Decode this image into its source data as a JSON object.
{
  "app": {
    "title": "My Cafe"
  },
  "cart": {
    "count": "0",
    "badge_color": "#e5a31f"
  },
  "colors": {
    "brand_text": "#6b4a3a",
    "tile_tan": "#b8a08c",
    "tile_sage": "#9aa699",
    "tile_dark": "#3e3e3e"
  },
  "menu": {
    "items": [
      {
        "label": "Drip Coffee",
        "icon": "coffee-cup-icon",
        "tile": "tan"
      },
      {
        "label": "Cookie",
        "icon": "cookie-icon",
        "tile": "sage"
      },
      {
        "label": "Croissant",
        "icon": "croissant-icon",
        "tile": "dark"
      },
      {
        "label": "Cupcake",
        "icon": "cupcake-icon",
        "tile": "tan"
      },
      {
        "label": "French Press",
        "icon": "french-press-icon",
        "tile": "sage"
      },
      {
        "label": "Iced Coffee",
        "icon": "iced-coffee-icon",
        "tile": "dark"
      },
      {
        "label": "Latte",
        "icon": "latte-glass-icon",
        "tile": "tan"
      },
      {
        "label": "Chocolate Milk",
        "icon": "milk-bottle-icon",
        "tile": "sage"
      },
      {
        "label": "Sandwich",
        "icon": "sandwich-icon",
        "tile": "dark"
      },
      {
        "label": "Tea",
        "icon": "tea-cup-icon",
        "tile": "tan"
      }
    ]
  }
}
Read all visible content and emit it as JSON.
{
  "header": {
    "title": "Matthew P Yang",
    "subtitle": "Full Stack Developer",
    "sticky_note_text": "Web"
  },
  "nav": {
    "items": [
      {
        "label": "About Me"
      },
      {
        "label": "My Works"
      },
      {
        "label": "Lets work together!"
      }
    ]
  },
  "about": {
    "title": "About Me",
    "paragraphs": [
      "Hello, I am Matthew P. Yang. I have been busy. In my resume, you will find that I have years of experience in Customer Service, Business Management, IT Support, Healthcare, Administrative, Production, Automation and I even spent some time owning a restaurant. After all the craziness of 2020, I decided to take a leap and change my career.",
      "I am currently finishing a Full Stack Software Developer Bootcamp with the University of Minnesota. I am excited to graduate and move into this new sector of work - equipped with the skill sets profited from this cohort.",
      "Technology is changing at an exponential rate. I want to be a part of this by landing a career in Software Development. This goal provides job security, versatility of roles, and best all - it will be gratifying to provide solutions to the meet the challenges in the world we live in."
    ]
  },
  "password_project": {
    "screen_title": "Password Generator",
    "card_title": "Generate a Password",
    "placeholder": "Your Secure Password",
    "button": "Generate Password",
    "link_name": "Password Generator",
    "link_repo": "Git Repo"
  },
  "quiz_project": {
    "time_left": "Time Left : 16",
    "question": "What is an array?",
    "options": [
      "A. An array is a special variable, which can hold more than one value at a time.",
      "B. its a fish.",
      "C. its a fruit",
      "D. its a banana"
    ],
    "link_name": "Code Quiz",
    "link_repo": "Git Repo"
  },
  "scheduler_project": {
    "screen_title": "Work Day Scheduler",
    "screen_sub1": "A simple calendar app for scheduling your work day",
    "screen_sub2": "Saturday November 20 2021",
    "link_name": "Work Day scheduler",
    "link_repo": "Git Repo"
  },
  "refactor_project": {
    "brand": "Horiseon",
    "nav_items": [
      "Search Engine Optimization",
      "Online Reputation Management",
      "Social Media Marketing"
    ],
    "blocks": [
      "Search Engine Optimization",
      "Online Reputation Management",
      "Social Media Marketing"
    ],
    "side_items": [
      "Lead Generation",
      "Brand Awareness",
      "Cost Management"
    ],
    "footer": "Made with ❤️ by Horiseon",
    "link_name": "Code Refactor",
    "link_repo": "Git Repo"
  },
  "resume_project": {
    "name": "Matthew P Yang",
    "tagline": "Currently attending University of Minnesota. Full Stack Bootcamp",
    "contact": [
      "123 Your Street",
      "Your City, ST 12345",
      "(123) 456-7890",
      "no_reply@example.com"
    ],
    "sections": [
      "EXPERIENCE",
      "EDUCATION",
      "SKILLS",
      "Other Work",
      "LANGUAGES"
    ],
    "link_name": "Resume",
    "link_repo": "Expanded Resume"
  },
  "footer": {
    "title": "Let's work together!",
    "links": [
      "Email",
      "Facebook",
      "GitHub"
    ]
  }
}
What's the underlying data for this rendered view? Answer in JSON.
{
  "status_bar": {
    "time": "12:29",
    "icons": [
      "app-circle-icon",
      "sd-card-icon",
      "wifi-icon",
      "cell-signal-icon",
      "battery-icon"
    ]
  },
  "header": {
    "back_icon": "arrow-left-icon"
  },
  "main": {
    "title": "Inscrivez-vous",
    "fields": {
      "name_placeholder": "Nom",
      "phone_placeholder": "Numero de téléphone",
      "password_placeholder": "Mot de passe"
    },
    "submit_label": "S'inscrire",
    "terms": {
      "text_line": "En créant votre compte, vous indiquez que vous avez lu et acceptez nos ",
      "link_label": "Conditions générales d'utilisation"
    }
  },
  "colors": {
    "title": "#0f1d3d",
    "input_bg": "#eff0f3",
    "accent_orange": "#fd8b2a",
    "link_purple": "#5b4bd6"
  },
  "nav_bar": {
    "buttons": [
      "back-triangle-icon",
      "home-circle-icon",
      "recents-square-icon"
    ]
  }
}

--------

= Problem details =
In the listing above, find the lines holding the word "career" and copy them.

= Result of this task =
      "Hello, I am Matthew P. Yang. I have been busy. In my resume, you will find that I have years of experience in Customer Service, Business Management, IT Support, Healthcare, Administrative, Production, Automation and I even spent some time owning a restaurant. After all the craziness of 2020, I decided to take a leap and change my career.",
      "Technology is changing at an exponential rate. I want to be a part of this by landing a career in Software Development. This goal provides job security, versatility of roles, and best all - it will be gratifying to provide solutions to the meet the challenges in the world we live in."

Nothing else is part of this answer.